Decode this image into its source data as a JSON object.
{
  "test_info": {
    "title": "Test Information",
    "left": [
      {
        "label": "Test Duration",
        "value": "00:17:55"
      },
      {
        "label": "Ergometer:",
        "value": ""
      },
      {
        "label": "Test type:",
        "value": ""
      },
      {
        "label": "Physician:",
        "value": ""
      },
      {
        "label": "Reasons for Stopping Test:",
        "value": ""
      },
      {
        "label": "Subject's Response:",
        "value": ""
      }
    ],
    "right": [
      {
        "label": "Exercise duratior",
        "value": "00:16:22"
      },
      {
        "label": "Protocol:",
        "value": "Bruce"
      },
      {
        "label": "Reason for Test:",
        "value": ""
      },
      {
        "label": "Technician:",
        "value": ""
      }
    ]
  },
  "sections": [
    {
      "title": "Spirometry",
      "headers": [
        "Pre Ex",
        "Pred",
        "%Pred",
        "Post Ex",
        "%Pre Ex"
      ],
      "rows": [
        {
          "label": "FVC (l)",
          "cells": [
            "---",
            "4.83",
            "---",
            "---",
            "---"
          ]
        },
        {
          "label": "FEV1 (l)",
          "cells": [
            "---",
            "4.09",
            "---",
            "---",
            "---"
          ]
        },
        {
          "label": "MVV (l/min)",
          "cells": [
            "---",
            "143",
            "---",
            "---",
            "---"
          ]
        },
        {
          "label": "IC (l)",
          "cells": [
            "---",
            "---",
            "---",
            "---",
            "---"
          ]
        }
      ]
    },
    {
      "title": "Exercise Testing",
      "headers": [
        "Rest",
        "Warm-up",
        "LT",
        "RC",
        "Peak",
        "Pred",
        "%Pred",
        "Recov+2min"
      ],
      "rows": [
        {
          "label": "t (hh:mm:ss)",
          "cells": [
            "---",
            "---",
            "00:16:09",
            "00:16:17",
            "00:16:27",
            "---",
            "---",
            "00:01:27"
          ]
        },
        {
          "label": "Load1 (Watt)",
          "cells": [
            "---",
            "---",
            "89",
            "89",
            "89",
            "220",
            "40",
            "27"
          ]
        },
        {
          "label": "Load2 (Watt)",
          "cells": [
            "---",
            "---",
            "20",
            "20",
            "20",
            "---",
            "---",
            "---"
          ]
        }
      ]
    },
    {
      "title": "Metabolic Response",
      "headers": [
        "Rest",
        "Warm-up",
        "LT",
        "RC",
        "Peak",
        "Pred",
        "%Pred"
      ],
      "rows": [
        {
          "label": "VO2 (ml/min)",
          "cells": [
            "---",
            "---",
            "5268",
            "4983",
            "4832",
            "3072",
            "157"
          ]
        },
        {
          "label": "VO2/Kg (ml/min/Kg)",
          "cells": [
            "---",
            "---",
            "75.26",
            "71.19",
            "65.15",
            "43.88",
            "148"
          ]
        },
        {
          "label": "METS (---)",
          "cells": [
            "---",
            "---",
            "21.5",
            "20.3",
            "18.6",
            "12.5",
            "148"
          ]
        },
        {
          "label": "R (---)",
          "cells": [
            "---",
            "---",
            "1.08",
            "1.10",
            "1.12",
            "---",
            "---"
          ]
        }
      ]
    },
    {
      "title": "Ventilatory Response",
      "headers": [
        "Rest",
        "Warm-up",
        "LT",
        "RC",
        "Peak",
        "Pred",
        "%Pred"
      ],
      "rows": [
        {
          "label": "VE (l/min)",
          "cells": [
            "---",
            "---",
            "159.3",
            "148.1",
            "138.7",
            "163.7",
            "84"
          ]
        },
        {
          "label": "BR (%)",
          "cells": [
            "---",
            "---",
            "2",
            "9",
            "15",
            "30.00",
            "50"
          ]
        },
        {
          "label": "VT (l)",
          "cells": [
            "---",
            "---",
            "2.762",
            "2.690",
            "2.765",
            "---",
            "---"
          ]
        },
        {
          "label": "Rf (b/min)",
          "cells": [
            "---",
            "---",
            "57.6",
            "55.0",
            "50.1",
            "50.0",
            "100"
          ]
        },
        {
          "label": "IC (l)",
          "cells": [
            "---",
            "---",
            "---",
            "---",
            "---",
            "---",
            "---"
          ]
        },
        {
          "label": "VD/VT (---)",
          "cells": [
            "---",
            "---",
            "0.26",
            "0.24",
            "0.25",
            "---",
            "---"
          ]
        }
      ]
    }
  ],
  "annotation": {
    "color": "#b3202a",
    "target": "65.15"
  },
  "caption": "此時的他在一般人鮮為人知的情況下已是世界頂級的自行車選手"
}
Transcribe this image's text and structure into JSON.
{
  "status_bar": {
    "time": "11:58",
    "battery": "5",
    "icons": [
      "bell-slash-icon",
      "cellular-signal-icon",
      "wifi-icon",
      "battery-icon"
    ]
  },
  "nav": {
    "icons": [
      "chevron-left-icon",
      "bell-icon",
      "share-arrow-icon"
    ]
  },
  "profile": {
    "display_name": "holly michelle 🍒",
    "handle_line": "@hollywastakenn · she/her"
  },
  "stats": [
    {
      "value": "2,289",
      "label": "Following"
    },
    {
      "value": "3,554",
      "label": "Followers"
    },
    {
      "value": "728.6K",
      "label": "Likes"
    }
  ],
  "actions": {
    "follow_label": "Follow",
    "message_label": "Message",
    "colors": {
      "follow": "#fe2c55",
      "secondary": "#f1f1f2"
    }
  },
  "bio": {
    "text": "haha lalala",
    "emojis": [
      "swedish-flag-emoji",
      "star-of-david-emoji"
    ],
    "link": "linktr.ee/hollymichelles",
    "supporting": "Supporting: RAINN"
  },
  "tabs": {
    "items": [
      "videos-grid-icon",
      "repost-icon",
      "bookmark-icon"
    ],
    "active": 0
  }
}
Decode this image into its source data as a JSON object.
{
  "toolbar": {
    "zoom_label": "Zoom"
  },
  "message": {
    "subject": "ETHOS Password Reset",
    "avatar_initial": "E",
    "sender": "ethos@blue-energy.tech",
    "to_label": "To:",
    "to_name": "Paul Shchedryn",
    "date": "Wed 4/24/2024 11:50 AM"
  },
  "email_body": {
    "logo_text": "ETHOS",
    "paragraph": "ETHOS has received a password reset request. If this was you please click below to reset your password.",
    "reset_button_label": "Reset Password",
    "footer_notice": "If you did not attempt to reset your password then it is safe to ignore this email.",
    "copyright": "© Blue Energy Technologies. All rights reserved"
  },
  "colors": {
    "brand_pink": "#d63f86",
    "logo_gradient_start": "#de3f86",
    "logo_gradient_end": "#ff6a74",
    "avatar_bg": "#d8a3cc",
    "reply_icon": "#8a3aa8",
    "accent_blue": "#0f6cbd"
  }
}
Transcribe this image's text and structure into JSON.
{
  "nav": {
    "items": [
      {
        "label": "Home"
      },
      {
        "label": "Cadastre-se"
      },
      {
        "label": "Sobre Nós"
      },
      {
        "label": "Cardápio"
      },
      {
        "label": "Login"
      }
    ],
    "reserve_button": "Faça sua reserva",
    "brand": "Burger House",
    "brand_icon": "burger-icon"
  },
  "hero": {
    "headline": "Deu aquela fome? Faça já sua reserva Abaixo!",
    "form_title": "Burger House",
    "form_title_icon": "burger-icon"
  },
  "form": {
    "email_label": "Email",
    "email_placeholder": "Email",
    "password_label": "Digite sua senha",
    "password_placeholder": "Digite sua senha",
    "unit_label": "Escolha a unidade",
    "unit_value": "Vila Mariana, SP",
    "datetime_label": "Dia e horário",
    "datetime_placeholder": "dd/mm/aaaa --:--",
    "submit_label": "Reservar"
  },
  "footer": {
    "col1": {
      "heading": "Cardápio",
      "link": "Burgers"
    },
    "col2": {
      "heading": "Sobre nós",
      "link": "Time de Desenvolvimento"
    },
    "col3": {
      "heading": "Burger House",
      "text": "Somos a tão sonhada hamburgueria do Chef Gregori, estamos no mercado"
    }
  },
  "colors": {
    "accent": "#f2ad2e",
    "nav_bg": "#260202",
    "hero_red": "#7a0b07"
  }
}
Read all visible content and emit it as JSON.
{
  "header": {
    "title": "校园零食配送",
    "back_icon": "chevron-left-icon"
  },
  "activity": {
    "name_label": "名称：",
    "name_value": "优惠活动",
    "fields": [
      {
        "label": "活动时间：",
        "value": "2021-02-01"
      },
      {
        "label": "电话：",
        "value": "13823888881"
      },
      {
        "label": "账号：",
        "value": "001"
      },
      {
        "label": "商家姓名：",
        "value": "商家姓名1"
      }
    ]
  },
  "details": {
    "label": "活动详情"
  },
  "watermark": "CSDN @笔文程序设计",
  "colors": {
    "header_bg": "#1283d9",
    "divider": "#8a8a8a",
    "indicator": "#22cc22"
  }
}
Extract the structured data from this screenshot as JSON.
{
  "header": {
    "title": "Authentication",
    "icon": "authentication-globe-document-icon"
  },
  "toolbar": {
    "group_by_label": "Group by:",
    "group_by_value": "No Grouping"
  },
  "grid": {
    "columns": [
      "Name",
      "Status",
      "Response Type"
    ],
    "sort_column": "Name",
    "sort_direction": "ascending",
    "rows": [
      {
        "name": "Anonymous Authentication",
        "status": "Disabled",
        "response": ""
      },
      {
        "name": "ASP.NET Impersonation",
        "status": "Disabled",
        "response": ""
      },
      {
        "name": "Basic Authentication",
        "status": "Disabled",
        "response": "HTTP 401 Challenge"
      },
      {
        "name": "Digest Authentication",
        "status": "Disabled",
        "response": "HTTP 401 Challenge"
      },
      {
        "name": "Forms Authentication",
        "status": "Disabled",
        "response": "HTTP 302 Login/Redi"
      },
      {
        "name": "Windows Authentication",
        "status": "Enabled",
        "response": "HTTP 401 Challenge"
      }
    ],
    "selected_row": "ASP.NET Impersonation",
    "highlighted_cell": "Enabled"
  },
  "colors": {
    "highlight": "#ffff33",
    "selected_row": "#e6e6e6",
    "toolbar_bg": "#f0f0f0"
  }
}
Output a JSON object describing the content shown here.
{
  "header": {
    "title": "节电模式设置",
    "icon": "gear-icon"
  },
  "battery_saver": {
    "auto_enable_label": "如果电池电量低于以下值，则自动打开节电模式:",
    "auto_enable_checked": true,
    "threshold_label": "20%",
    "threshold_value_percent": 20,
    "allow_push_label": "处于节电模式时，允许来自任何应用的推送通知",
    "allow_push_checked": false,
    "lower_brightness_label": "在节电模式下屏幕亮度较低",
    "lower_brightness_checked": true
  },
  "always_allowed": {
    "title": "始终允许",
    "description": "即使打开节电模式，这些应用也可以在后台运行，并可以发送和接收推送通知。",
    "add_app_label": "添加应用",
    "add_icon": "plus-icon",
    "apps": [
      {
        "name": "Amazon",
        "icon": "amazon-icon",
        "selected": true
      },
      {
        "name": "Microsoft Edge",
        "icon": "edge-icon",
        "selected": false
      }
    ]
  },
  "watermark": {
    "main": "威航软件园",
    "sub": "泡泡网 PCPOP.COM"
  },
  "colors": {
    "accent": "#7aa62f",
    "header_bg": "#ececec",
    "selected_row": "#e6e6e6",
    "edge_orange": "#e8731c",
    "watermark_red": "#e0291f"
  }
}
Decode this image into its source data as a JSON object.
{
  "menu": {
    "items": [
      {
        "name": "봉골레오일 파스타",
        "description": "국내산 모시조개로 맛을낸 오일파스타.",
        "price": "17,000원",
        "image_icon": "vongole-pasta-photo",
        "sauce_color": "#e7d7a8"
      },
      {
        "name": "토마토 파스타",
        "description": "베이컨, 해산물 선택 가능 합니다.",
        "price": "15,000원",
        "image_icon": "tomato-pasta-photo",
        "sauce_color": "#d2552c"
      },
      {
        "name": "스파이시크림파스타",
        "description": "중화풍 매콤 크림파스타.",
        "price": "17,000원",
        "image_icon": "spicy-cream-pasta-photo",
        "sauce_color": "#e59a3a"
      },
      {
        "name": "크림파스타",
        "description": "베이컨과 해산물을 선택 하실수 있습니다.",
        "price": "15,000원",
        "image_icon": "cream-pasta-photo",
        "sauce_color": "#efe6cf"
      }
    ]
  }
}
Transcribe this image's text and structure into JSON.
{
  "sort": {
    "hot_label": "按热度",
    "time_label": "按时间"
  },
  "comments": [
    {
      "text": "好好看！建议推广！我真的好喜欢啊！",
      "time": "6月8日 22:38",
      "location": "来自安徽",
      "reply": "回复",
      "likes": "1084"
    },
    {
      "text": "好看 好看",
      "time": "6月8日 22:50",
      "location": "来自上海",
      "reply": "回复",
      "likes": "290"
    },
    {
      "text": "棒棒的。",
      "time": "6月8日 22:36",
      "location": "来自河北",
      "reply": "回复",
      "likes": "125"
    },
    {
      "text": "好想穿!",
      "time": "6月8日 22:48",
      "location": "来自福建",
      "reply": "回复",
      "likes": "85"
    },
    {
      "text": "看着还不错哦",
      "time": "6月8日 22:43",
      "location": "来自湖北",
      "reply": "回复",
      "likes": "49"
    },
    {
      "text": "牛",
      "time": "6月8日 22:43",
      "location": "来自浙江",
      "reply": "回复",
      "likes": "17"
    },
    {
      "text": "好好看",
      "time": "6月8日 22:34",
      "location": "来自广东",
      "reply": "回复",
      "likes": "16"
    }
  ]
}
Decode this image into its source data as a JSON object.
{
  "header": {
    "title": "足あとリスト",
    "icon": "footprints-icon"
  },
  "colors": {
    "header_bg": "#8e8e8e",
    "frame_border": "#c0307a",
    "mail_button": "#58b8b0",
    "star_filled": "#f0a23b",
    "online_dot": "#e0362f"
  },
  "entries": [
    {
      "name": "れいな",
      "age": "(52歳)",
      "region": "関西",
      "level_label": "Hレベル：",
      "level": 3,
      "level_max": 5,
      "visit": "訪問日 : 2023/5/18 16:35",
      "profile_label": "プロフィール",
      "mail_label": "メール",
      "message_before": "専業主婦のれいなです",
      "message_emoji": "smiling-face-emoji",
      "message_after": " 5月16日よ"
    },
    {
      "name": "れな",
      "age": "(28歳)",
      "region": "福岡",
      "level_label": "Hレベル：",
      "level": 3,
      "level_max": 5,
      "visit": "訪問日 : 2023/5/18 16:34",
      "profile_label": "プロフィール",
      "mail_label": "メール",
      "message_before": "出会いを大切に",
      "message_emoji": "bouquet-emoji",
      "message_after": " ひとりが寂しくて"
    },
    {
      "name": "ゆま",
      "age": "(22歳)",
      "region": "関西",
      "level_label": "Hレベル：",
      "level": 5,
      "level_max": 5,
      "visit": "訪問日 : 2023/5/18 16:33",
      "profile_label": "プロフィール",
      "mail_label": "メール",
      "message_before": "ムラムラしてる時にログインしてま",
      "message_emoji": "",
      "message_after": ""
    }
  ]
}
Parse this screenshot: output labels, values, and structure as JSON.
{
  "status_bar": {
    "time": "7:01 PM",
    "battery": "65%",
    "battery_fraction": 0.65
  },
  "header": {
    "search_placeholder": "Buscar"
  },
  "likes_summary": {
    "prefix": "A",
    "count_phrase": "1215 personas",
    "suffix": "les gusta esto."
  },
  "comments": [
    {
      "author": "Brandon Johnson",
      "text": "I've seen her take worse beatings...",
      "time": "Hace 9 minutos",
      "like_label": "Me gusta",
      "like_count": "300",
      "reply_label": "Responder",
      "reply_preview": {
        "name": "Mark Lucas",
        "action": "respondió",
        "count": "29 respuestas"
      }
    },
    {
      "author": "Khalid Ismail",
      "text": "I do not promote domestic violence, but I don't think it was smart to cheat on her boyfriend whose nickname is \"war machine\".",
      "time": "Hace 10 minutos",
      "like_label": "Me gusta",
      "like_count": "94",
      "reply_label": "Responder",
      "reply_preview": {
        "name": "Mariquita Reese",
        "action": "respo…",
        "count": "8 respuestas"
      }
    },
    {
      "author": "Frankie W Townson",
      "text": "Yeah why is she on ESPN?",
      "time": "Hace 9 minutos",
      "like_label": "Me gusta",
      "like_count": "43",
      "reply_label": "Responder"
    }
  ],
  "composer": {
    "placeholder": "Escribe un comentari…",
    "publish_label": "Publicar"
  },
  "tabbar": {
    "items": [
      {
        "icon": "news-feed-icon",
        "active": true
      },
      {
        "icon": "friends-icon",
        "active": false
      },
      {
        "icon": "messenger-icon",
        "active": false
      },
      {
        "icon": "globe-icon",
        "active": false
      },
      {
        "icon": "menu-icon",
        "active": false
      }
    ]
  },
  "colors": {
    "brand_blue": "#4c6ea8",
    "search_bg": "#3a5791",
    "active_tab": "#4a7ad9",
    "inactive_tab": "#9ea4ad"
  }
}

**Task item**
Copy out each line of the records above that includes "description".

**Output below**
    "description": "即使打开节电模式，这些应用也可以在后台运行，并可以发送和接收推送通知。",
        "description": "국내산 모시조개로 맛을낸 오일파스타.",
        "description": "베이컨, 해산물 선택 가능 합니다.",
        "description": "중화풍 매콤 크림파스타.",
        "description": "베이컨과 해산물을 선택 하실수 있습니다.",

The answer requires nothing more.